Hendricks had reason to value dreams and a work ethic over formal education: it was the formula that worked for him. As a boy, the entrepreneur labored beside his roofer father, dropping out of school in 11th grade to take two 40-hour-a-week jobs. In 1963, he opened his first roofing company and began buying land and real estate in the 1970s. Then, in 1982, Hendricks launched American Builders and Contractors Supply, which combined local market expertise and service with centralized support and cost efficiencies. That company made the Inc. 500 list at No. 3 in 1984, at No. 2 in 1985, and at No. 1 in 1986 -- a feat no company has ever replicated. Today, ABC Supply, which is still private, has an estimated $3 billion in sales.
Over the past two decades, Hendricks devoted much of his time and money to reviving Beloit, a rust belt community that had been hemorrhaging jobs and people.
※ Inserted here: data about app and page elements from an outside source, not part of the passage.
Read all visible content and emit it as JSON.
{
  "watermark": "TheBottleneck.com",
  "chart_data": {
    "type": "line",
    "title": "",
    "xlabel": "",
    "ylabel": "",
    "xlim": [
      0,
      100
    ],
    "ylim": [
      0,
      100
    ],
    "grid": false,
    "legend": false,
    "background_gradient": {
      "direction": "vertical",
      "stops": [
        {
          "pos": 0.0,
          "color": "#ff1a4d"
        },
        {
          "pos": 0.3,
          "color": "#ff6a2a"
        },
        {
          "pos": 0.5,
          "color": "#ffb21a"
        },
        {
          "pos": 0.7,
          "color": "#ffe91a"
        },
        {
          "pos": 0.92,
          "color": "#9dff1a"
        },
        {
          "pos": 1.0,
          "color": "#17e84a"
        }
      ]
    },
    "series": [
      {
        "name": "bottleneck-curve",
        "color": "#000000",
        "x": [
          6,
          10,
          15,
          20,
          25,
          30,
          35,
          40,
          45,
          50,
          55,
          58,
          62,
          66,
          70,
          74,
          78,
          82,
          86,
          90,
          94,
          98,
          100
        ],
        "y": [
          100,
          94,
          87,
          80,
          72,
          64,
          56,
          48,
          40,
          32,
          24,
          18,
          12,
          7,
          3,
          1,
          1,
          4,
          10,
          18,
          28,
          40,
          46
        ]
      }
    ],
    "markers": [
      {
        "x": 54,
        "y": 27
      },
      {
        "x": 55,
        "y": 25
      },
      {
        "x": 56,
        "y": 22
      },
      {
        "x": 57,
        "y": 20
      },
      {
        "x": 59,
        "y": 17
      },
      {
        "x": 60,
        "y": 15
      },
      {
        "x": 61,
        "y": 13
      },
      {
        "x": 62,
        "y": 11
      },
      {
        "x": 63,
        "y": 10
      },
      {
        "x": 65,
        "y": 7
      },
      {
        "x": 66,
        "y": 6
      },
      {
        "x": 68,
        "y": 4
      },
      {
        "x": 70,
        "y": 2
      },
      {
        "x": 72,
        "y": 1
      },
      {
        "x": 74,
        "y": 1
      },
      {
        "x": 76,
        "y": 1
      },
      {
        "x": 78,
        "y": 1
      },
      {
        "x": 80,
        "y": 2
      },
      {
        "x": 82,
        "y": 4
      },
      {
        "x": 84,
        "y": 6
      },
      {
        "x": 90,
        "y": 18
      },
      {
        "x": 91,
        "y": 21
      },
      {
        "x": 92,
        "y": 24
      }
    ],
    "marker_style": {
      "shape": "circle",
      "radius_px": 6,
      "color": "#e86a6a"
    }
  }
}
That story appeared in Inc.'s December 2006 issue, which pronounced Hendricks "Entrepreneur of the Year." This past year, Hendricks had been busier than ever. In addition to rearranging Beloit's real estate like a chess grand master, he persuaded town officials to help him launch a state-of-the-art vocational training program in part of an abandoned mall. He also leveraged his massive real estate holdings to prevent Kerry Ingredients, a large Beloit employer, from abandoning the town. (Thanks to Hendricks, Kerry is instead expanding its presence there, creating several hundred jobs in the process.) "Ken was instrumental in restoring more than just physical structures," says Barth. "He was instrumental in restoring confidence that there was a future here. His legacy is a community that believes in itself. He taught people how to do that."
Hendricks' other great achievement was his family. He and his wife Diane were inseparable in life and in business. They sat on boards together, and worked down the hall from each other. At a Christmas party two weeks ago, they played Santa and Mrs. Claus, handing out gifts to the children of ABC's employees. Most of their seven children also work at ABC or Hendricks' other businesses. "I couldn't be prouder of my kids," Hendricks said last year. "When they wanted a car, they earned a car. I paid tuition for their colleges but every one of them did waitressing or worked other jobs during school. I have seven winners."
Much will undoubtedly be made of how Hendricks died: the irony that a man who made his fortune fixing roofs was killed falling through one. But it isn't irony. Ken Hendricks never stopped going up on roofs, because that was where real work was done by real people. And even though he was, yes, a billionaire, Hendricks always cared most about the real work. "He judged a man by his ability to carry the shingles up and how fast he could nail them," Nief said. "Someone would be talking to him and he would just look at them and say, 'How fast can you nail a square?"